Is your garden a treasure trove of underused resources?

  • Last updated: 23 November 2022
We know plants provide food – healthy vegetables, herbs and fruit. But what else can gardeners grow them for?
Flowers in small garden

There are so many other uses for the plants found commonly in British garden, including dyes, medicines, materials and general household use. Brambles, nettles and calendula may not reach the plate, but have been used for centuries in other ways in the household.

We also shouldn’t forget that the majority of modern medicines owe their origins to compounds found in plants. Whilst we can’t vouch for the efficacy or safety of homemade natural remedies, we should remember that they were commonplace before the advent of modern chemical medicines. A survey carried out by Kew[1] found that over 250 species of plants were used for self-remedies in the UK alone during the 20th Century.

Plant use is an important part of our cultural heritage. To raise awareness of this, and document the knowledge before it’s lost, we decided to survey our members, to gather information on the way they use the plants in their back garden.

Below are just a few highlights of ways our members reported using common plants;

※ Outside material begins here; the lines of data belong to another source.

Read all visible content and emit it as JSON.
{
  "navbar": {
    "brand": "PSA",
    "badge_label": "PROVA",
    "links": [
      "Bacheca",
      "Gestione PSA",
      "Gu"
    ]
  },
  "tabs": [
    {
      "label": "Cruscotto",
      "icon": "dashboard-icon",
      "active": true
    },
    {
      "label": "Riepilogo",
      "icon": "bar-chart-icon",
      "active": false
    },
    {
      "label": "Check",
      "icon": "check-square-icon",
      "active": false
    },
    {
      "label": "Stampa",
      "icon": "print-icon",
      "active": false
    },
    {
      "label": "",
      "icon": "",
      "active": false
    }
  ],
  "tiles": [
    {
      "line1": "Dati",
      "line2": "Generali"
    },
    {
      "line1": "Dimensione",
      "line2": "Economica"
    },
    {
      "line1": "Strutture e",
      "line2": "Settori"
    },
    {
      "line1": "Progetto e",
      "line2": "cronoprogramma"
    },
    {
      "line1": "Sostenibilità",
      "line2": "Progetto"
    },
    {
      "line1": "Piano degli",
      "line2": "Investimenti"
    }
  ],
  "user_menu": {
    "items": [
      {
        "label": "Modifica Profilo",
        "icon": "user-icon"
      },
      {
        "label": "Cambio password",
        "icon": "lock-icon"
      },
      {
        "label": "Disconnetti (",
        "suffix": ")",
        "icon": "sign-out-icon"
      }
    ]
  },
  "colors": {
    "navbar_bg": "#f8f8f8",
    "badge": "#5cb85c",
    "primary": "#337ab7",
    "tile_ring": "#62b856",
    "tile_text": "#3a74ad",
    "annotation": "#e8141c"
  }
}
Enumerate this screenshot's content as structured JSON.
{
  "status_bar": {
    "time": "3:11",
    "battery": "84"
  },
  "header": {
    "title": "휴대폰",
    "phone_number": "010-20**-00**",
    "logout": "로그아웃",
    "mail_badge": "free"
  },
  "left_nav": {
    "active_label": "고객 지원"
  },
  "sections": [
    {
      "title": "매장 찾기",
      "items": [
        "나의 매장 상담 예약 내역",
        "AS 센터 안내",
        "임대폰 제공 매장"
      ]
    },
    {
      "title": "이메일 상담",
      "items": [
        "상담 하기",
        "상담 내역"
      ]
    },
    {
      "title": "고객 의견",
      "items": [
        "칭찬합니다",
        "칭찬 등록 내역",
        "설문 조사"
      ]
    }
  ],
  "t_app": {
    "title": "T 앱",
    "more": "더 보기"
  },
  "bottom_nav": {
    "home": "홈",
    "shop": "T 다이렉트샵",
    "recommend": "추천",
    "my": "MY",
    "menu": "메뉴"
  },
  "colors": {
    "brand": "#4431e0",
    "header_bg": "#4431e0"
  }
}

  • Flowers from the lime tree are used to make a calming infusion, which would be consistent with its reported mild sedative effects. It is important to use fresh flowers, as older dried flowers can produce hallucinogenic effects. These flowers were also were found to make a good garden tool cleaner when mixed with water.
  • Rub basil leaves and tomatoes on wounds to ward off infections. Basil leaves contain high amounts of thymol and camphor which could account for its healing action and the high lycopene content of tomatoes might contribute to wound healing, but there is little scientific evidence to support either.
  • Use aloe vera or sempervivum as a treatment to apply to burns. The use of aloe vera is well documented and has been recorded as having 75 active components that are implicated in healing action.
  • One resourceful member reporting using brambles as plant ties, after first passing the long stems through a hole in a jar lid to strip off the thorns.
  • Apply calendula extracts as a cream against athlete’s foot. The effectiveness of this treatment is backed up by several studies demonstrating its antifungal properties.
  • Make a post-shampoo rinse from a tea of boiled up cleavers. Cleavers have been shown to have many medicinal properties for internal and external treatments, including treating skin complaints such as eczema, psoriasis and dandruff.
  • A gorse flower infusion will give an exotic pineapple/coconut flavour to drinks.
  • Woad, coreopsis, onion skins, persicaria and dyers chamomile make fantastic natural dyes.
  • Those unlucky enough to have a plentiful supply of horsetail could try using as a scouring scrubbing brush. However, parts of it tend to break off, so it’s best used outside rather than clogging up the kitchen sink!
  • And of course many reported using comfrey as a plant feed – we would expect nothing less from our members!

The real hero of the garden is the humble nettle. Nettles have been used traditionally to treat a wide range of medical conditions including anaemia, excessive menstruation, haemorrhoids, arthritis, rheumatism and skin complaints. Members reported drinking nettle tea to ward off hayfever and bathing hands in a nettle infusion to improve circulation and help wounds heal.

Nettle can also be used to make fibre. One member gave this a go by allowing the stems to partially rot in the dew on wet grass – a process known as ‘retting’. The fibre is then worked and drawn through a series of combs. The quality of fibre can be very good and has been used by several ethical clothes companies.

And of course, in the garden, nettles make a useful and inexpensive plant feed, high in nitrates

This is just a short summary of the survey findings. You can download the full report here.

Thank you to all our members who took part in the survey. To get involved in our 2018 Members' Experiments, click here.

Please note - Garden Organic cannot endorse the health or medicinal properties of plants.